Although no one was harmed, local residents faced severe gas shortages amid freezing temperatures outside. TransCanada used trucks to deliver gas to local hospitals and care centers, while the rest of Manitoba was being asked to reduce gas usage while supplies were assessed.
The explosion highlights the inherent danger of transporting combustible fuels. This important, as British Columbia is in the midst of a natural gas boom, with hydraulic fracturing and LNG (liquefied natural gas) leading the way.
The National Energy Board (NEB) has granted seven export permits that could potentially deliver 14.6 billion cubic feet of gas to foreign markets by 2020. To reach that target would require exporting 50% more gas than Canada currently produces. Meeting that export target, while continuing to supply Canada’s own natural gas needs, presents a massive challenge.
In order to ramp up supplies, upfield companies – those actually extracting gas from the ground – will have to hugely increase production. Hydraulic fracturing (or fracking) has unlocked reserves of gas 4km beneath the earth’s surface, requiring ever-growing sums of water and chemicals to extract, potentially contaminating water tables and drinking supplies.

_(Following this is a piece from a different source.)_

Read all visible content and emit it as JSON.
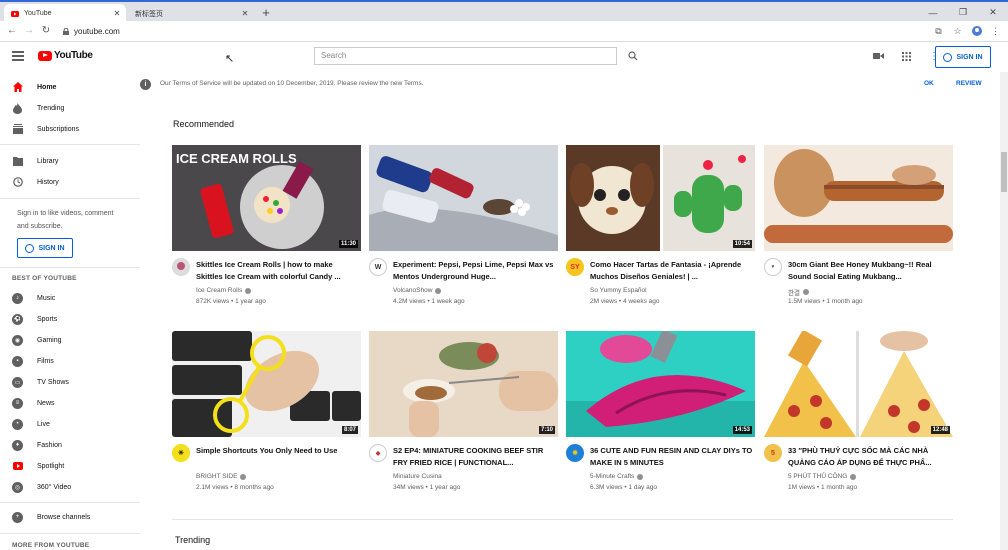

But exporting LNG, proponents argue, helps developing countries like China shift away from coal, which is even more polluting. In some circles, natural gas has now become a “clean fuel”, subsuming a term normally reserved for renewable energy.
LNG projects in BC are attracting tens of billions of dollars of investments from around the world, with Petronas, a Malaysian company, leading the way. These investments dollars are trickling down to communities in Northern BC, which are experiencing an unprecedented economic boom.
When it comes to fossil fuels in Canada, heavy bitumen from Alberta’s oil sands tends to get the most attention. Enbridge’s Northern Gateway pipeline has been a lightning rod of controversy, as First Nations groups and environmentalists rally to oppose the project.
Companies like Chevron, Apache, TransCanada and Pacific NorthWest LNG are investing heavily in efforts to consult with local communities and First Nations to secure their support. Pipelines moving heavy bitumen, like Northern Gateway and Keystone XL, are coming under heavy scrutiny at the moment. No matter the fuel, guaranteeing safe transportation will be key to obtaining the license to proceed.
Pipeline Explosion Highlights Need for Smarter Technologies